In 1917 the Puget Mill Company, looking for a way to lessen the tax burden of their logged off lands, developed the planned community of Alderwood Manor, Washington. To promote this new community located halfway between Seattle and Everett, they developed a 30-acre Demonstration Farm which included a hatchery, as well as demonstration gardens and orchards.


The Seattle-Everett Interurban trolley

Potential residents came from all over the United States and Canada. Some would arrive on the Interurban Railway that ran between Seattle and Everett. Once on the Demonstration Farm, they would be shown how they could make a living raising chickens on the 5 acres they were considering purchasing. Soon Alderwood Manor was one of the largest egg producing regions in the United States.

For twenty-plus years the community of Alderwood Manor grew. In 1927 Highway 99 was completed just a few miles west of the Alderwood Manor Town Center. As more people traveled this new south/north highway, the area around it was developed. Several events of the 1930s changed this growing community. The effects of the Depression were felt as egg prices dropped. This caused many families to sell their chicken ranches and the Puget Mill Company closed the Demonstration Farm and sold most of it as one-acre “ranchettes.” In October of 1939 the Interurban Railway ceased operations.

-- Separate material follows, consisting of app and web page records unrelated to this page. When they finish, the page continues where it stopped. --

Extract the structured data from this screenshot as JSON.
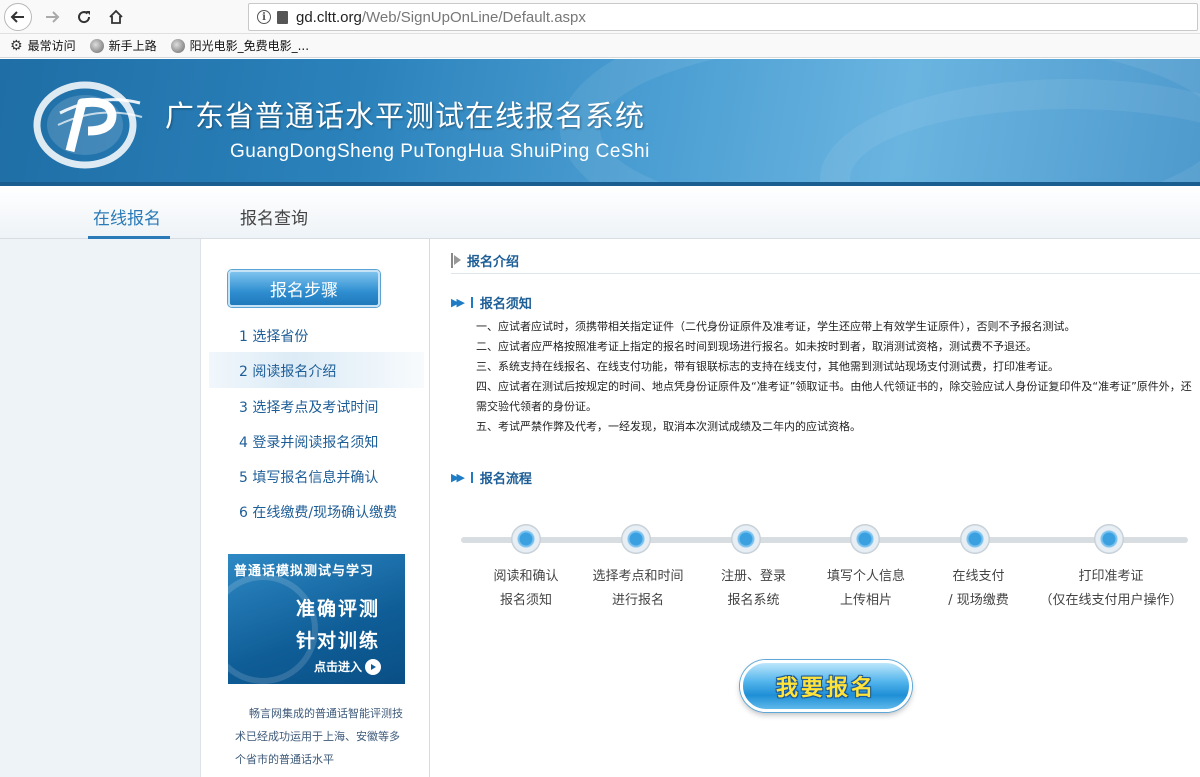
{
  "browser": {
    "url_host": "gd.cltt.org",
    "url_path": "/Web/SignUpOnLine/Default.aspx",
    "bookmarks": [
      {
        "label": "最常访问",
        "icon": "gear-icon"
      },
      {
        "label": "新手上路",
        "icon": "globe-icon"
      },
      {
        "label": "阳光电影_免费电影_...",
        "icon": "globe-icon"
      }
    ]
  },
  "banner": {
    "title": "广东省普通话水平测试在线报名系统",
    "subtitle": "GuangDongSheng PuTongHua ShuiPing CeShi"
  },
  "nav": {
    "tabs": [
      {
        "label": "在线报名",
        "active": true
      },
      {
        "label": "报名查询",
        "active": false
      }
    ]
  },
  "sidebar": {
    "steps_title": "报名步骤",
    "steps": [
      "1 选择省份",
      "2 阅读报名介绍",
      "3 选择考点及考试时间",
      "4 登录并阅读报名须知",
      "5 填写报名信息并确认",
      "6 在线缴费/现场确认缴费"
    ],
    "active_step": 2,
    "ad": {
      "heading": "普通话模拟测试与学习",
      "line1": "准确评测",
      "line2": "针对训练",
      "enter": "点击进入"
    },
    "description": "畅言网集成的普通话智能评测技术已经成功运用于上海、安徽等多个省市的普通话水平"
  },
  "content": {
    "section_title": "报名介绍",
    "notice_title": "报名须知",
    "notice_items": [
      "一、应试者应试时，须携带相关指定证件（二代身份证原件及准考证，学生还应带上有效学生证原件），否则不予报名测试。",
      "二、应试者应严格按照准考证上指定的报名时间到现场进行报名。如未按时到者，取消测试资格，测试费不予退还。",
      "三、系统支持在线报名、在线支付功能，带有银联标志的支持在线支付，其他需到测试站现场支付测试费，打印准考证。",
      "四、应试者在测试后按规定的时间、地点凭身份证原件及“准考证”领取证书。由他人代领证书的，除交验应试人身份证复印件及“准考证”原件外，还需交验代领者的身份证。",
      "五、考试严禁作弊及代考，一经发现，取消本次测试成绩及二年内的应试资格。"
    ],
    "flow_title": "报名流程",
    "flow_steps": [
      {
        "line1": "阅读和确认",
        "line2": "报名须知"
      },
      {
        "line1": "选择考点和时间",
        "line2": "进行报名"
      },
      {
        "line1": "注册、登录",
        "line2": "报名系统"
      },
      {
        "line1": "填写个人信息",
        "line2": "上传相片"
      },
      {
        "line1": "在线支付",
        "line2": "/ 现场缴费"
      },
      {
        "line1": "打印准考证",
        "line2": "（仅在线支付用户操作）"
      }
    ],
    "signup_button": "我要报名"
  }
}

In 1959 the City of Lynnwood incorporated. A few years later Interstate 5 was constructed and opened. In the 1960s an election was held to incorporate Alderwood Manor into its own city. This effort failed and eventually the area of Alderwood Manor Town Center was annexed to the city of Lynnwood. Over the years the farms of Alderwood Manor were subdivided, and most of Alderwood Manor has since become part of Lynnwood, a city that today is home to over 33,000 residents